So, things that would never be included:
- x is the world’s foremost expert in …
- x‘s article is in initial review at y journal
- z famous-academic thinks x is his successor
- x got an undergraduate award
- x has hobbies a, b, and c
Things that would be appropriate:
- x completed field work in (area of the world that the book is about)
- x completed a PhD at institution d under the supervision of e, f, and g.
- x’s article “title similar to the book” has recently been accepted for publication at h journal.
- before coming to x’s first job, x held a post-doctoral fellowship at i institution.
For junior scholars, the more simple and straightforward both your bio and CV are, the better. No one is expecting you to have a 20-year professional history or multiple previous books when you are proposing your first one. For more senior people who have previously published a lot of articles but this is your first book, this is a chance to signify professional socialization by listing some of your more prestigious journal publications. For senior people who have published books before, it is a chance to show that those previous books had some success.
2) Know what your bio will say about you, and what that will mean for the rest of the prospectus.
If this is clearly a book that comes from your dissertation, your bio will say it, and you won’t be able to hide it. So, the first thing an evaluator will do is go look at the scope and structure of the book. Is the dissertation’s literature review chapter still in the outline? Is it a single case study that lacks broader appeal? Is there a justification for the methodology other than it being fancy enough to get a job? Is the audience broader than the five people whose work your dissertation critiqued?
I recommend the book (ironic right) From Dissertation to Book and/or heart-to-hearts with your mentors when you are thinking about how to structure and target your book – but I unconditionally recommend restructuring it from your dissertation and rewriting the most navel-gazing and inaccessible parts (at the very least) – both to get the book published and to have people read it once it is published.
The book being your first book and based on your dissertation isn’t necessarily a problem – plenty of first books have been published, even by elite presses, and been reviewed and sold well. Its just that you want to know that readers will know that it is your first book, and what signifiers they will be looking for in the prospectus that will tell them that it will be fine.
For more senior scholars, self-identification brings with it your scholarly reputation. If the book is in an area where you already have a reputation for good scholarship, highlight in the prospectus how the book builds off (and innovates from) your previous successful work.
3) Google Yourself.

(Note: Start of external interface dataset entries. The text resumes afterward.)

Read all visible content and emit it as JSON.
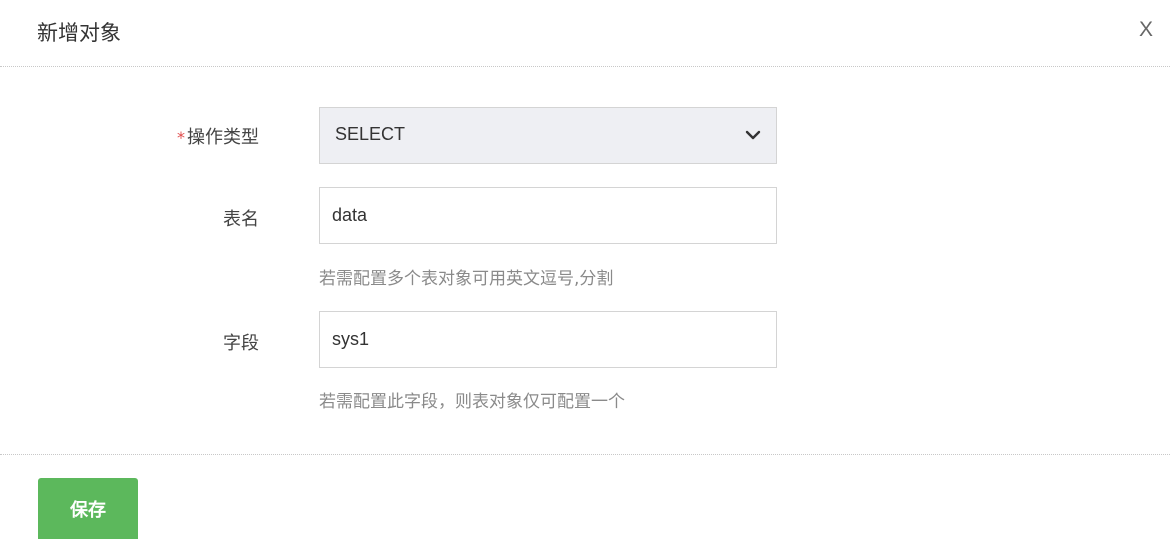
{
  "dialog": {
    "title": "新增对象",
    "close_label": "X"
  },
  "form": {
    "operation_type": {
      "required_mark": "*",
      "label": "操作类型",
      "selected_value": "SELECT",
      "icon": "chevron-down-icon"
    },
    "table_name": {
      "label": "表名",
      "value": "data",
      "hint": "若需配置多个表对象可用英文逗号,分割"
    },
    "field": {
      "label": "字段",
      "value": "sys1",
      "hint": "若需配置此字段，则表对象仅可配置一个"
    }
  },
  "footer": {
    "save_label": "保存"
  },
  "colors": {
    "required": "#e04b4b",
    "save_button": "#5cb85c",
    "select_bg": "#eeeff3",
    "hint_text": "#8a8a8a"
  }
}
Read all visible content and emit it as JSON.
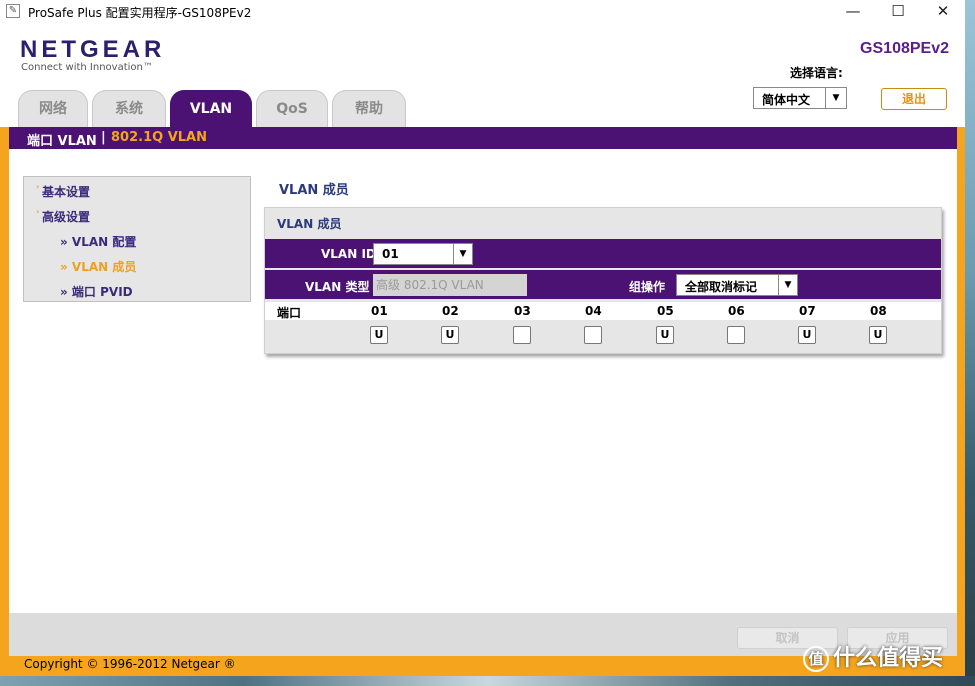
{
  "window": {
    "title": "ProSafe Plus 配置实用程序-GS108PEv2",
    "minimize": "—",
    "maximize": "☐",
    "close": "✕"
  },
  "header": {
    "logo": "NETGEAR",
    "logo_sub": "Connect with Innovation™",
    "model": "GS108PEv2",
    "lang_label": "选择语言:",
    "lang_value": "简体中文",
    "logout": "退出"
  },
  "tabs": [
    {
      "label": "网络"
    },
    {
      "label": "系统"
    },
    {
      "label": "VLAN"
    },
    {
      "label": "QoS"
    },
    {
      "label": "帮助"
    }
  ],
  "subnav": {
    "item1": "端口 VLAN",
    "separator": "|",
    "item2": "802.1Q VLAN"
  },
  "sidebar": {
    "basic": "基本设置",
    "advanced": "高级设置",
    "vlan_config": "» VLAN 配置",
    "vlan_members": "» VLAN 成员",
    "port_pvid": "» 端口 PVID"
  },
  "main": {
    "page_title": "VLAN 成员",
    "panel_title": "VLAN 成员",
    "vlan_id_label": "VLAN ID",
    "vlan_id_value": "01",
    "vlan_type_label": "VLAN 类型",
    "vlan_type_value": "高级 802.1Q VLAN",
    "group_op_label": "组操作",
    "group_op_value": "全部取消标记",
    "ports_label": "端口",
    "ports": [
      {
        "id": "01",
        "state": "U"
      },
      {
        "id": "02",
        "state": "U"
      },
      {
        "id": "03",
        "state": ""
      },
      {
        "id": "04",
        "state": ""
      },
      {
        "id": "05",
        "state": "U"
      },
      {
        "id": "06",
        "state": ""
      },
      {
        "id": "07",
        "state": "U"
      },
      {
        "id": "08",
        "state": "U"
      }
    ]
  },
  "footer": {
    "cancel": "取消",
    "apply": "应用",
    "copyright": "Copyright © 1996-2012 Netgear ®"
  },
  "watermark": {
    "glyph": "值",
    "text": "什么值得买"
  },
  "colors": {
    "purple": "#4b1274",
    "orange": "#f5a51d",
    "accent_text": "#f0a020"
  }
}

I count this one as just everyday good advice – but it is especially good advice when you submit a non-anonymous professional application or request, whether it is for a job or for a book. Your reviewer may either find your bio/CV satisfactory or already know of you and not google you. But why take the risk? Google yourself. Here’s some stuff to look out for:
- make sure your facebook privacy settings only show stuff to your actual friends
- try and get embarrassing pics of you off of websites of friends or untagged on facebook (we’re all happy you can do a kegstand, but none of us needs to see it)
When you google yourself, don’t just look for the negative stuff. Look for the positive stuff. Set up a google scholar profile. This will help a curious reviewer find your other work. If you have previous books, set up an Amazon author’s page. This will let the editor and reviewer get a feel for the sales data someone was going to look for anyway.
Above and beyond all of this, don’t freak out about it. Read this. Be careful in your presentation of both yourself and your book. This should take all of five more minutes of your time and anxiety. And that’s all it deserves. Like anonymous peer review, non-anonymous peer review has it pros and cons. But after putting your best face (or words, as it were) forward, there’s nothing you can do about it. So don’t sweat it.